For every entry, reproduce the wording exactly and omit any image it holds.

[Records contained in a dataset]
┄┄┄┄┄┄┄┄┄┄

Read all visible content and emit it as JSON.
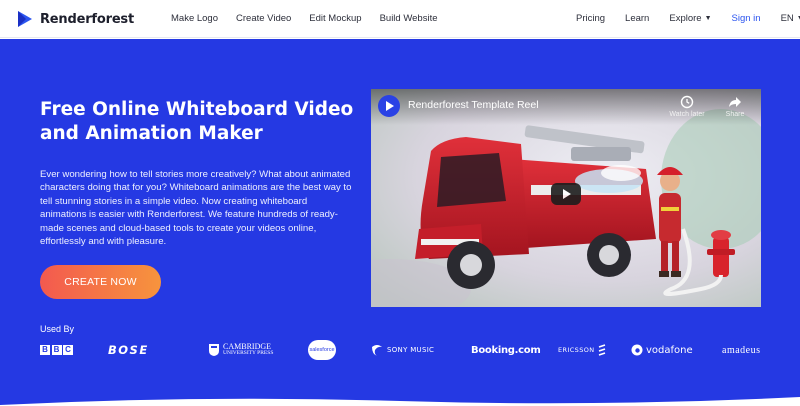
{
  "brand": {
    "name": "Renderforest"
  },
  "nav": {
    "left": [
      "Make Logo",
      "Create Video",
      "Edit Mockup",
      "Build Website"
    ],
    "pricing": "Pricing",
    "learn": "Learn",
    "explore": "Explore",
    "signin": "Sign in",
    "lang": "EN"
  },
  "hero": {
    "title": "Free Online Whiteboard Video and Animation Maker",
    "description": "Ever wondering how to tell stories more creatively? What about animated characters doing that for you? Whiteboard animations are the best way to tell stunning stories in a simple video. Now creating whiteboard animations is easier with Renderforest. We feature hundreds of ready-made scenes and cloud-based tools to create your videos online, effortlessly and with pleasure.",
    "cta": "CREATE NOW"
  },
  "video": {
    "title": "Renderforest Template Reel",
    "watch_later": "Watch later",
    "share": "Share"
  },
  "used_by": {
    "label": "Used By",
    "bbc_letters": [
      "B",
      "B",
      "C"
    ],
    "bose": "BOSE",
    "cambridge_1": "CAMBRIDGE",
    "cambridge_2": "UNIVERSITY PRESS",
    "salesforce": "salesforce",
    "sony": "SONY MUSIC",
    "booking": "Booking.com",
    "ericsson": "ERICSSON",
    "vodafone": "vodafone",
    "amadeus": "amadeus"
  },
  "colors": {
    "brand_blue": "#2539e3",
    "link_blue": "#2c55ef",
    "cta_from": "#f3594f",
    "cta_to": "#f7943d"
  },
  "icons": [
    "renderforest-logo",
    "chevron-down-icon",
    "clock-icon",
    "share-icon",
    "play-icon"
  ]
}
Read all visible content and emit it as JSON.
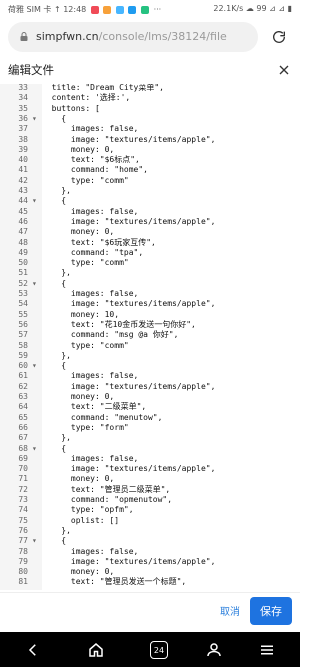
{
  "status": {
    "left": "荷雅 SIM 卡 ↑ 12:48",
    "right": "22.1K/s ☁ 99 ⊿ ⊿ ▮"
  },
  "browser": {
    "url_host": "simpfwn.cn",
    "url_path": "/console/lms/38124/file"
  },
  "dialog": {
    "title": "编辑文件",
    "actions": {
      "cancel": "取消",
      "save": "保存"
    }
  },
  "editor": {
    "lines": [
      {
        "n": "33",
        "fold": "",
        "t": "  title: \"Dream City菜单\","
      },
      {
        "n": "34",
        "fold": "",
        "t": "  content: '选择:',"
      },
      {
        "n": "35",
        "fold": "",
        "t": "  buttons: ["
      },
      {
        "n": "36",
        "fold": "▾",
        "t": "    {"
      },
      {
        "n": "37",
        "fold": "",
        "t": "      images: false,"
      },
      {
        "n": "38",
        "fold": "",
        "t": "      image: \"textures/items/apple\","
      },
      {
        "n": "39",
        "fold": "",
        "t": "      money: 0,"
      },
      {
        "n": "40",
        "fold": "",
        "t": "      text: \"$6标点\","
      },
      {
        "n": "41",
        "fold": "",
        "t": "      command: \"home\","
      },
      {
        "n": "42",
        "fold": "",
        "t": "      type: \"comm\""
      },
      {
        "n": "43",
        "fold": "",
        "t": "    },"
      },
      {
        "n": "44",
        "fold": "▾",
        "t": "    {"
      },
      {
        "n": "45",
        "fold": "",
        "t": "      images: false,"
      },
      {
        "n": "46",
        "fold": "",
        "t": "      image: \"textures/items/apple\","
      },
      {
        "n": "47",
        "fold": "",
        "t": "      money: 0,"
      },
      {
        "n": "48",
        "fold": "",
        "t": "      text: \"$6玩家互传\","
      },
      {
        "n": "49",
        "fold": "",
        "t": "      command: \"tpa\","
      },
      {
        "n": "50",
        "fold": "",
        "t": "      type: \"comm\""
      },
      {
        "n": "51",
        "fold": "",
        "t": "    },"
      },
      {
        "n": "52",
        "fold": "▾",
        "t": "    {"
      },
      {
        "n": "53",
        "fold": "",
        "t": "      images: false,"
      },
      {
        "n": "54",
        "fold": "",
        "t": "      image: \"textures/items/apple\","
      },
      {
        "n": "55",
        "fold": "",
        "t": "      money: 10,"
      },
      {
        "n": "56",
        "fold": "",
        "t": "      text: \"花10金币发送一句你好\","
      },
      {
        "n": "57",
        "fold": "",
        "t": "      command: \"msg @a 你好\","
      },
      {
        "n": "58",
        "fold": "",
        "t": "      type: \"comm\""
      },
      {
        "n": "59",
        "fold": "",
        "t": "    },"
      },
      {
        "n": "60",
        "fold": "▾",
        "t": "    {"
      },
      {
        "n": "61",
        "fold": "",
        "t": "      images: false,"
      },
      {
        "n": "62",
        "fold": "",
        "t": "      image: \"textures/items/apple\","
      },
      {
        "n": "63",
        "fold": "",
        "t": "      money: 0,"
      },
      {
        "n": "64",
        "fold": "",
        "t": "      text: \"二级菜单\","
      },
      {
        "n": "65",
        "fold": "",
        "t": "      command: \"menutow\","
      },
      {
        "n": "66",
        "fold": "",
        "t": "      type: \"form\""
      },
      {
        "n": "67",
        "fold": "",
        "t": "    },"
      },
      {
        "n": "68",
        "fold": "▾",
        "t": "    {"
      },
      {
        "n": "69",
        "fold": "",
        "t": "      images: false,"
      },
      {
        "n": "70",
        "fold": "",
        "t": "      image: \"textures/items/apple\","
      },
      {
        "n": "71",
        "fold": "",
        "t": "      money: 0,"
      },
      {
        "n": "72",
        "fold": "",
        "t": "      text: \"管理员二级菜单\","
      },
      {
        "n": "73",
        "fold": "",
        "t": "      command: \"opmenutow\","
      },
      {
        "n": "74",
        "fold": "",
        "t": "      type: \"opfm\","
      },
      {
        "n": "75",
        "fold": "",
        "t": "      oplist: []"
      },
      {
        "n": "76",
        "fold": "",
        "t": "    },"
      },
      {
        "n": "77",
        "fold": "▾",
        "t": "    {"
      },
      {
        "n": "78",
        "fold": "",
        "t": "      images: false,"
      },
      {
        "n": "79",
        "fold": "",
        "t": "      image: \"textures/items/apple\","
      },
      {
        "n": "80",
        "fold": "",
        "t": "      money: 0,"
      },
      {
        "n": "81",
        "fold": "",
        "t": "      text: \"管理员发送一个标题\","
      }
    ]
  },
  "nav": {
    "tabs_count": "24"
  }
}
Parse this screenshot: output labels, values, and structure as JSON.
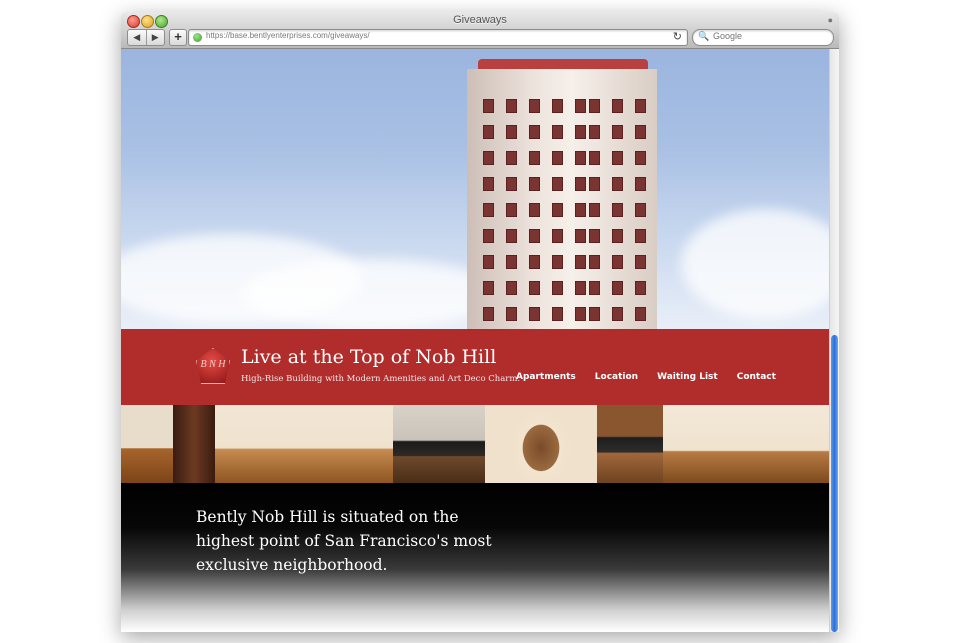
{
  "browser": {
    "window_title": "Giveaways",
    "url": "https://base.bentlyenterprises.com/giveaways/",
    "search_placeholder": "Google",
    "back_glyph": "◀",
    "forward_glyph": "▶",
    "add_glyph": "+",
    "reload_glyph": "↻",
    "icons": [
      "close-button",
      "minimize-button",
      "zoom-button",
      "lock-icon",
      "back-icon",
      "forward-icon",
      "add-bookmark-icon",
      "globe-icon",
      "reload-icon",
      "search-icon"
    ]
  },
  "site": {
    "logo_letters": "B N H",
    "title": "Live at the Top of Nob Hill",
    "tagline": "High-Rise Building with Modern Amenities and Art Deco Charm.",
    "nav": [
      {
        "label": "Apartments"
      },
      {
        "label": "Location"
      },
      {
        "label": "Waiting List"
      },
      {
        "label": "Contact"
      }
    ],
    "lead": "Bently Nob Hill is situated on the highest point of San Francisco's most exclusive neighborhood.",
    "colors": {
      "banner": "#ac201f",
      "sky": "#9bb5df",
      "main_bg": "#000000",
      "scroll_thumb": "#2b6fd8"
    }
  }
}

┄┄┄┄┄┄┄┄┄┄

**Finished exercise:**
Read all visible content and emit it as JSON.
{
  "brand": {
    "name": "Renderforest"
  },
  "nav": {
    "left": [
      "Make Logo",
      "Create Video",
      "Edit Mockup",
      "Build Website"
    ],
    "pricing": "Pricing",
    "learn": "Learn",
    "explore": "Explore",
    "signin": "Sign in",
    "lang": "EN"
  },
  "hero": {
    "title": "Free Online Whiteboard Video and Animation Maker",
    "description": "Ever wondering how to tell stories more creatively? What about animated characters doing that for you? Whiteboard animations are the best way to tell stunning stories in a simple video. Now creating whiteboard animations is easier with Renderforest. We feature hundreds of ready-made scenes and cloud-based tools to create your videos online, effortlessly and with pleasure.",
    "cta": "CREATE NOW"
  },
  "video": {
    "title": "Renderforest Template Reel",
    "watch_later": "Watch later",
    "share": "Share"
  },
  "used_by": {
    "label": "Used By",
    "bbc_letters": [
      "B",
      "B",
      "C"
    ],
    "bose": "BOSE",
    "cambridge_1": "CAMBRIDGE",
    "cambridge_2": "UNIVERSITY PRESS",
    "salesforce": "salesforce",
    "sony": "SONY MUSIC",
    "booking": "Booking.com",
    "ericsson": "ERICSSON",
    "vodafone": "vodafone",
    "amadeus": "amadeus"
  },
  "colors": {
    "brand_blue": "#2539e3",
    "link_blue": "#2c55ef",
    "cta_from": "#f3594f",
    "cta_to": "#f7943d"
  },
  "icons": [
    "renderforest-logo",
    "chevron-down-icon",
    "clock-icon",
    "share-icon",
    "play-icon"
  ]
}
Read all visible content and emit it as JSON.
{
  "status": {
    "left": "荷雅 SIM 卡 ↑ 12:48",
    "right": "22.1K/s ☁ 99 ⊿ ⊿ ▮"
  },
  "browser": {
    "url_host": "simpfwn.cn",
    "url_path": "/console/lms/38124/file"
  },
  "dialog": {
    "title": "编辑文件",
    "actions": {
      "cancel": "取消",
      "save": "保存"
    }
  },
  "editor": {
    "lines": [
      {
        "n": "33",
        "fold": "",
        "t": "  title: \"Dream City菜单\","
      },
      {
        "n": "34",
        "fold": "",
        "t": "  content: '选择:',"
      },
      {
        "n": "35",
        "fold": "",
        "t": "  buttons: ["
      },
      {
        "n": "36",
        "fold": "▾",
        "t": "    {"
      },
      {
        "n": "37",
        "fold": "",
        "t": "      images: false,"
      },
      {
        "n": "38",
        "fold": "",
        "t": "      image: \"textures/items/apple\","
      },
      {
        "n": "39",
        "fold": "",
        "t": "      money: 0,"
      },
      {
        "n": "40",
        "fold": "",
        "t": "      text: \"$6标点\","
      },
      {
        "n": "41",
        "fold": "",
        "t": "      command: \"home\","
      },
      {
        "n": "42",
        "fold": "",
        "t": "      type: \"comm\""
      },
      {
        "n": "43",
        "fold": "",
        "t": "    },"
      },
      {
        "n": "44",
        "fold": "▾",
        "t": "    {"
      },
      {
        "n": "45",
        "fold": "",
        "t": "      images: false,"
      },
      {
        "n": "46",
        "fold": "",
        "t": "      image: \"textures/items/apple\","
      },
      {
        "n": "47",
        "fold": "",
        "t": "      money: 0,"
      },
      {
        "n": "48",
        "fold": "",
        "t": "      text: \"$6玩家互传\","
      },
      {
        "n": "49",
        "fold": "",
        "t": "      command: \"tpa\","
      },
      {
        "n": "50",
        "fold": "",
        "t": "      type: \"comm\""
      },
      {
        "n": "51",
        "fold": "",
        "t": "    },"
      },
      {
        "n": "52",
        "fold": "▾",
        "t": "    {"
      },
      {
        "n": "53",
        "fold": "",
        "t": "      images: false,"
      },
      {
        "n": "54",
        "fold": "",
        "t": "      image: \"textures/items/apple\","
      },
      {
        "n": "55",
        "fold": "",
        "t": "      money: 10,"
      },
      {
        "n": "56",
        "fold": "",
        "t": "      text: \"花10金币发送一句你好\","
      },
      {
        "n": "57",
        "fold": "",
        "t": "      command: \"msg @a 你好\","
      },
      {
        "n": "58",
        "fold": "",
        "t": "      type: \"comm\""
      },
      {
        "n": "59",
        "fold": "",
        "t": "    },"
      },
      {
        "n": "60",
        "fold": "▾",
        "t": "    {"
      },
      {
        "n": "61",
        "fold": "",
        "t": "      images: false,"
      },
      {
        "n": "62",
        "fold": "",
        "t": "      image: \"textures/items/apple\","
      },
      {
        "n": "63",
        "fold": "",
        "t": "      money: 0,"
      },
      {
        "n": "64",
        "fold": "",
        "t": "      text: \"二级菜单\","
      },
      {
        "n": "65",
        "fold": "",
        "t": "      command: \"menutow\","
      },
      {
        "n": "66",
        "fold": "",
        "t": "      type: \"form\""
      },
      {
        "n": "67",
        "fold": "",
        "t": "    },"
      },
      {
        "n": "68",
        "fold": "▾",
        "t": "    {"
      },
      {
        "n": "69",
        "fold": "",
        "t": "      images: false,"
      },
      {
        "n": "70",
        "fold": "",
        "t": "      image: \"textures/items/apple\","
      },
      {
        "n": "71",
        "fold": "",
        "t": "      money: 0,"
      },
      {
        "n": "72",
        "fold": "",
        "t": "      text: \"管理员二级菜单\","
      },
      {
        "n": "73",
        "fold": "",
        "t": "      command: \"opmenutow\","
      },
      {
        "n": "74",
        "fold": "",
        "t": "      type: \"opfm\","
      },
      {
        "n": "75",
        "fold": "",
        "t": "      oplist: []"
      },
      {
        "n": "76",
        "fold": "",
        "t": "    },"
      },
      {
        "n": "77",
        "fold": "▾",
        "t": "    {"
      },
      {
        "n": "78",
        "fold": "",
        "t": "      images: false,"
      },
      {
        "n": "79",
        "fold": "",
        "t": "      image: \"textures/items/apple\","
      },
      {
        "n": "80",
        "fold": "",
        "t": "      money: 0,"
      },
      {
        "n": "81",
        "fold": "",
        "t": "      text: \"管理员发送一个标题\","
      }
    ]
  },
  "nav": {
    "tabs_count": "24"
  }
}
Parse this screenshot: output labels, values, and structure as JSON.
{
  "browser": {
    "window_title": "Giveaways",
    "url": "https://base.bentlyenterprises.com/giveaways/",
    "search_placeholder": "Google",
    "back_glyph": "◀",
    "forward_glyph": "▶",
    "add_glyph": "+",
    "reload_glyph": "↻",
    "icons": [
      "close-button",
      "minimize-button",
      "zoom-button",
      "lock-icon",
      "back-icon",
      "forward-icon",
      "add-bookmark-icon",
      "globe-icon",
      "reload-icon",
      "search-icon"
    ]
  },
  "site": {
    "logo_letters": "B N H",
    "title": "Live at the Top of Nob Hill",
    "tagline": "High-Rise Building with Modern Amenities and Art Deco Charm.",
    "nav": [
      {
        "label": "Apartments"
      },
      {
        "label": "Location"
      },
      {
        "label": "Waiting List"
      },
      {
        "label": "Contact"
      }
    ],
    "lead": "Bently Nob Hill is situated on the highest point of San Francisco's most exclusive neighborhood.",
    "colors": {
      "banner": "#ac201f",
      "sky": "#9bb5df",
      "main_bg": "#000000",
      "scroll_thumb": "#2b6fd8"
    }
  }
}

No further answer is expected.